Disciplining children isn’t the part of parenting that we look forward to, but it needs to be done. Sometimes it’s difficult to find the balance between being stern and teaching them a lesson while remaining effective without being unreasonable. Every parent wants their child to live a happy, enjoyable life, but at the same time, kids need to learn important lessons.
Children with attention deficit hyperactivity disorder (ADHD) are even harder to discipline because of the effects of the disorder. ADHD/ADD children have a hard time listening and engaging because they are easily distracted. Even though this may seem like a frustrating and challenging task, don’t give up. There is a light at the end of this tunnel and with our discipline tips, you can avoid having your own temper tantrum.
What to Avoid When Disciplining
Losing Your Temper
As parents, you are the role model that sets the example for your children. If they see you losing your temper or screaming, they will see it as an acceptable way to behave and react to a situation. As much as possible, try to stay positive and calm, yet firm.
Instead of responding to bad behavior with, “Don’t do that,” parents need to have a clear response about what not to do. For example, “Please don’t interrupt your siblings when they are having a conversation. Wait until they are finished to say something.” This teaches your child desirable behaviors instead of simply informing them that their behavior is inappropriate.
Not Following Through
Children pick up on our behavior and are smarter than we think. When parents don’t establish boundaries and follow through with consequences for inappropriate or undesirable behavior, children remember the lack of follow through and take advantage of the situation. When they learn consequences are not strictly enforced, they begin tuning their parents out, because they know whatever their parents may say, they won’t actually follow through.
What To Do When Disciplining
Consistent Level of Discipline

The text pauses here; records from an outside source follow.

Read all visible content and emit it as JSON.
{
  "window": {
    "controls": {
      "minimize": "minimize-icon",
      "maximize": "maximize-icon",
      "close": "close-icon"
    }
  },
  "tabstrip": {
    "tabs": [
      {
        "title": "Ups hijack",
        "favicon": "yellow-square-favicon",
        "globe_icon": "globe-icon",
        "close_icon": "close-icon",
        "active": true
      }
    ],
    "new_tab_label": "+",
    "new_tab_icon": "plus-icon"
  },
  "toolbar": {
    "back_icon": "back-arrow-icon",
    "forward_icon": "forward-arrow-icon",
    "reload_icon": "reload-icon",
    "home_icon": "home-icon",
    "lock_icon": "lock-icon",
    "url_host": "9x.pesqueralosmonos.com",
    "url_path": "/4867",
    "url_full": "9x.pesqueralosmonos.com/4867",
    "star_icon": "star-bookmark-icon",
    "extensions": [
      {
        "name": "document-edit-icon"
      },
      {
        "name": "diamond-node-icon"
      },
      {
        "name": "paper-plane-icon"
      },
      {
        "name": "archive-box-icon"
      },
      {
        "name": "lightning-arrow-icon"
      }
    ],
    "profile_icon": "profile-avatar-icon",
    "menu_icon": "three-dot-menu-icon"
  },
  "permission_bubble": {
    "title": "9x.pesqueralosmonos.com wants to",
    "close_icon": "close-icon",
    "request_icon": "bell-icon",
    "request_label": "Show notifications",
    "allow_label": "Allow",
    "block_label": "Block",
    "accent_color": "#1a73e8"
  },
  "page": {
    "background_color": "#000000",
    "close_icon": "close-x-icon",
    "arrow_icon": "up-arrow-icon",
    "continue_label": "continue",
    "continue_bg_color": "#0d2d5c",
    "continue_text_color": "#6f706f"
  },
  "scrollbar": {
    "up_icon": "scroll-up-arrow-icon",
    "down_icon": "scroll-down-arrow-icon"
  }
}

Working together with your spouse or other family members is paramount to providing a consistent level of discipline. Children take notice when their parents are united. When they see any cracks in agreement on drawing boundaries or delivering consequences, they see it as an opportunity to test limits, play both sides, and misbehave.
Use “When/Then” Statements
These statements help to encourage good behavior with a reward system. For example, if they ask permission to do something, you can respond with “Yes, when you finish doing your homework, then you can go play video games.” It’s important to use this statement before doing what you asked and that the reward is given immediately after the chore is completed – especially for younger children.
Accept the Imperfections
Children are going to misbehave. Tantrums are going to happen and children are sometimes going to make bad behavior choices. The important thing is how you react. Once you accept that chaos comes with the territory, especially in an ADHD household, you will be better able to remain calm and proactive when disciplining your children.
These tips will not only improve your relationship with your ADHD child but allow both of you and your child to learn from one another. Learn from your own mistakes, adjust, and be patient. Discipline doesn’t have to result in your own temper tantrum.Done properly, it will encourage your child to make good decisions and behave respectfully.